It is the technology used in many digital movie theaters, but a recent move by Mitsubishi spells the end of an era for the in-home use of DLP televisions as it recently announced it would go dark with its DLP (digital light processing) line of TV sets. Unlike plasma or LCD, these rear-projection TVs were anything but flat, and while they did provide a big screen, they also required some serious real estate in the living room – so much so that most of Mitsubishi’s competitors had long since exited the market.
In fact, Mitsubishi was the last company to stick with this technology, and, as a result, had carved out a reasonably successful niche, especially since DLP offered a viable option for 73, 82 and even massive 92-inch HDTVs at a price which didn’t require producing a Hollywood blockbuster to afford. The rear-projection TVs offered a far more cost effective inch-for-inch option than flat-panel systems, but despite this fact, behemoth-sized sets never broke out beyond the niche. Given the increasing sizes of flat panel TVs, expanding home theater projector options, and the fact that most viewers don’t really have the right room for a 73-inch set, the market was limited.
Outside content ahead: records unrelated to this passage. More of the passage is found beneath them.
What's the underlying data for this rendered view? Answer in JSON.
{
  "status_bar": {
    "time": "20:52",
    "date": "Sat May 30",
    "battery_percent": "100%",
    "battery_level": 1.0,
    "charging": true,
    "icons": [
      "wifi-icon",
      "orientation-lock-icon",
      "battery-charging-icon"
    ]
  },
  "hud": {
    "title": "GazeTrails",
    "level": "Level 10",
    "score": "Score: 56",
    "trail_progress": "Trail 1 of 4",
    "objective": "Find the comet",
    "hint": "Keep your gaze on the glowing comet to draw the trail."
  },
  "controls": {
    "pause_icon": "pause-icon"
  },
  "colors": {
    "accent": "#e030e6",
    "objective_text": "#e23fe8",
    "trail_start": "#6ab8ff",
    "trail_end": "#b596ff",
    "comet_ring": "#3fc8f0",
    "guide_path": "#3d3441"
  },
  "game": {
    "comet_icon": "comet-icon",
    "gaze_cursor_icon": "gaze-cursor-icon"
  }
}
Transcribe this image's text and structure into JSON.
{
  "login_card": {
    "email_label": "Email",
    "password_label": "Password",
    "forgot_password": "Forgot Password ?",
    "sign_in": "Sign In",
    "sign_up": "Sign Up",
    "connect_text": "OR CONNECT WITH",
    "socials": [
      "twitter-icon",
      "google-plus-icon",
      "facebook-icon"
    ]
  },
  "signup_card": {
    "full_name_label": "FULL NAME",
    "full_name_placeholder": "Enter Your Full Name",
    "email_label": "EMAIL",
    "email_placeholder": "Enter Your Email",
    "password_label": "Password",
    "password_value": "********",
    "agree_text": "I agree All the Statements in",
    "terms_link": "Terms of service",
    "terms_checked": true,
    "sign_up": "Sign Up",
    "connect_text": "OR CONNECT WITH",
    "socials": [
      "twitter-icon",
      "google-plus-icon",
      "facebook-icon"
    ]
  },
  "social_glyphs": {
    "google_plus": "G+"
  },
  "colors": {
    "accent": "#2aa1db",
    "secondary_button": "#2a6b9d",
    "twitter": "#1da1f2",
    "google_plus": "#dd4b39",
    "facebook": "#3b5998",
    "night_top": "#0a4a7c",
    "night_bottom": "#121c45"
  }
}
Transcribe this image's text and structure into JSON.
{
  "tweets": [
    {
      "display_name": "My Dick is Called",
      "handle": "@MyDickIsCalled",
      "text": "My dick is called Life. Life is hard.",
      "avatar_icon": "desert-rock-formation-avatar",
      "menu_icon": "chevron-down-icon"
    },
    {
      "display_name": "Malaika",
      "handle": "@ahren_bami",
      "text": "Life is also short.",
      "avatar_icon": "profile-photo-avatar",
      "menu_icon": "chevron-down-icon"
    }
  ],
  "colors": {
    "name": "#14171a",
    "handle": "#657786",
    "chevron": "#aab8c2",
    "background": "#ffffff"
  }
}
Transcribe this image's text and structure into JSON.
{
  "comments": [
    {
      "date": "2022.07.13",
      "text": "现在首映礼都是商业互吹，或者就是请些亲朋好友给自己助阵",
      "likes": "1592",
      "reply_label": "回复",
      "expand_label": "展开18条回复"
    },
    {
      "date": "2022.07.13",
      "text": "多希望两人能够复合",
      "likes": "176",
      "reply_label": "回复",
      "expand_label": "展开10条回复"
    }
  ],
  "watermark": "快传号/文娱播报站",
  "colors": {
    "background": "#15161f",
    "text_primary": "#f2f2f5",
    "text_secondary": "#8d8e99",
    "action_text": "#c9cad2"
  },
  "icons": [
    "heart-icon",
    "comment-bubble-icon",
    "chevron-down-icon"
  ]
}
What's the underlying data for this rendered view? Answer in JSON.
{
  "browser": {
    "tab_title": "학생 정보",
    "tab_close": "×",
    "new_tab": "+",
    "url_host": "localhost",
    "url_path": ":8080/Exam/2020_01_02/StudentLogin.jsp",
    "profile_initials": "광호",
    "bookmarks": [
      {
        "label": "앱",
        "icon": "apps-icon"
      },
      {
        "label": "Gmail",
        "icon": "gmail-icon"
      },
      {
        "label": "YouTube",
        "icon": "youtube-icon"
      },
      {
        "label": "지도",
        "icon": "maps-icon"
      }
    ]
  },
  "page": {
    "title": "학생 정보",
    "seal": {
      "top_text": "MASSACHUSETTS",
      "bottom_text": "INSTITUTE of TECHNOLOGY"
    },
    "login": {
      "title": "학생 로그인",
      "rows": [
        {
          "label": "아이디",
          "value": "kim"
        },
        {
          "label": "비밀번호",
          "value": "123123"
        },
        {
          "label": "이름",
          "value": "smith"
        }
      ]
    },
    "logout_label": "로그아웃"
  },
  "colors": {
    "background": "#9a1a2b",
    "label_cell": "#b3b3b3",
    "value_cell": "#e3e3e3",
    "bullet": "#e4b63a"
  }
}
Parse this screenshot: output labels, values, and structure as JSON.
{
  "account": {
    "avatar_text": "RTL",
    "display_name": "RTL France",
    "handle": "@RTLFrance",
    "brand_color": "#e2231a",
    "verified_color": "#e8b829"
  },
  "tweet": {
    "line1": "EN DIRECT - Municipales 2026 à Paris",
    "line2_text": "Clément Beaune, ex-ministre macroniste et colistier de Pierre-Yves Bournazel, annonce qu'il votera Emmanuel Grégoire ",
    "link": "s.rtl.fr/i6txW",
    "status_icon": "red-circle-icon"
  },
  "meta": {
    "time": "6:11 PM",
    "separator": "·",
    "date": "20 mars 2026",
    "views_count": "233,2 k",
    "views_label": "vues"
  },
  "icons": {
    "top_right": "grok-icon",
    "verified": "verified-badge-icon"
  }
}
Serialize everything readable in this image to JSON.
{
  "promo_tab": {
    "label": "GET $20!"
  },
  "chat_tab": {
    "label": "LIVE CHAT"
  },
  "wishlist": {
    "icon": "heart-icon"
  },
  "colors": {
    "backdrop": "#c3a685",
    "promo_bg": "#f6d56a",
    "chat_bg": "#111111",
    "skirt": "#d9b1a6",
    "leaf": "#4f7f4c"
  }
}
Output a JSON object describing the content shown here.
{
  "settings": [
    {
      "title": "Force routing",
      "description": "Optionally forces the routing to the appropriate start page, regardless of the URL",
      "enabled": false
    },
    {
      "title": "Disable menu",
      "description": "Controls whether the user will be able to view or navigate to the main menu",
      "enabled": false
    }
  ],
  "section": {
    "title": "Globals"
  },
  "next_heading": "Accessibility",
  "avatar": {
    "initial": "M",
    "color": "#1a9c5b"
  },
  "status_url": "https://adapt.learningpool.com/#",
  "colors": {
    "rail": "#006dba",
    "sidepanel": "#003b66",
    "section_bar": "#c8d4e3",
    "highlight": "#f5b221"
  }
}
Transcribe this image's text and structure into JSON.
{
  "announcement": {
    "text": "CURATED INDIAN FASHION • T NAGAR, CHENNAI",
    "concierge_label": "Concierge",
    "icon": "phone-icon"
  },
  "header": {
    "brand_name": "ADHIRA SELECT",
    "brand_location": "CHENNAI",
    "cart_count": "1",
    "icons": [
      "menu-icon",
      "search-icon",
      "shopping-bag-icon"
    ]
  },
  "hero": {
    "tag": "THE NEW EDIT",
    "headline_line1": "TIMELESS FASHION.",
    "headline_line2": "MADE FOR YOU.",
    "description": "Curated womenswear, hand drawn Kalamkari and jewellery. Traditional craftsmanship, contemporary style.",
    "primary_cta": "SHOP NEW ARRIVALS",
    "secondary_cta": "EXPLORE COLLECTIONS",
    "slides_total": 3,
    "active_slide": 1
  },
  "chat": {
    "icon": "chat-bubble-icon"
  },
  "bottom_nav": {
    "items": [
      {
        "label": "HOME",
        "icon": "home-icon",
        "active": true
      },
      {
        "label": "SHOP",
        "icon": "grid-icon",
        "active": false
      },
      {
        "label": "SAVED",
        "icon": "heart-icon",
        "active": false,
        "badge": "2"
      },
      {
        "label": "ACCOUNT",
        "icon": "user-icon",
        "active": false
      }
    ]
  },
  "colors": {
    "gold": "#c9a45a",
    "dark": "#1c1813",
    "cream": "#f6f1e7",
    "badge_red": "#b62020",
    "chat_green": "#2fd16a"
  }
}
As such Mitsubishi pulled the plug on the line.
Max Wasinger, an executive at Mitsubishi, reportedly told CE Pro that the company is “in the midst of an orderly exit from the DLP TV business,” and Mitsubishi Electrical Visual Solutions America will now focus on the business-to-business (B2B) market through projectors, printers and monitors, but will still remain in the home theater projector market.
Mitsubishi was the final company to remain in the rear-projection TV arena as the last two holdouts, Sony and Samsung exited the space in 2007 and 2008 respectively.
For now the massively large screen sizes may be limited to movie moguls and the likes of Mark Cuban (a reported owner of Panasonic’s 103-inch plasma), as the options now include Sharp’s 90-inch LED model for $10,000 or about three times the price of the similarly-sized Mitsubishi DLP set. But with the promise of Ultra HD (4K) sets on the horizon that offer the promise of greater resolution – and thus even larger screen sizse – it will only be a matter of time until 85-inch is the new 50-inch.
- Projectors vs. TVs: Which big screen should rule your home theater?
- Samsung’s 146-inch MicroLED is an assault on OLED. Just don’t get too close
- ‘8K? I don’t even have 4K yet!’ The future of television is still far off
- MicroLED vs. OLED: Two hot TV technologies battle for your dollars
- Here’s how to figure out what size TV to buy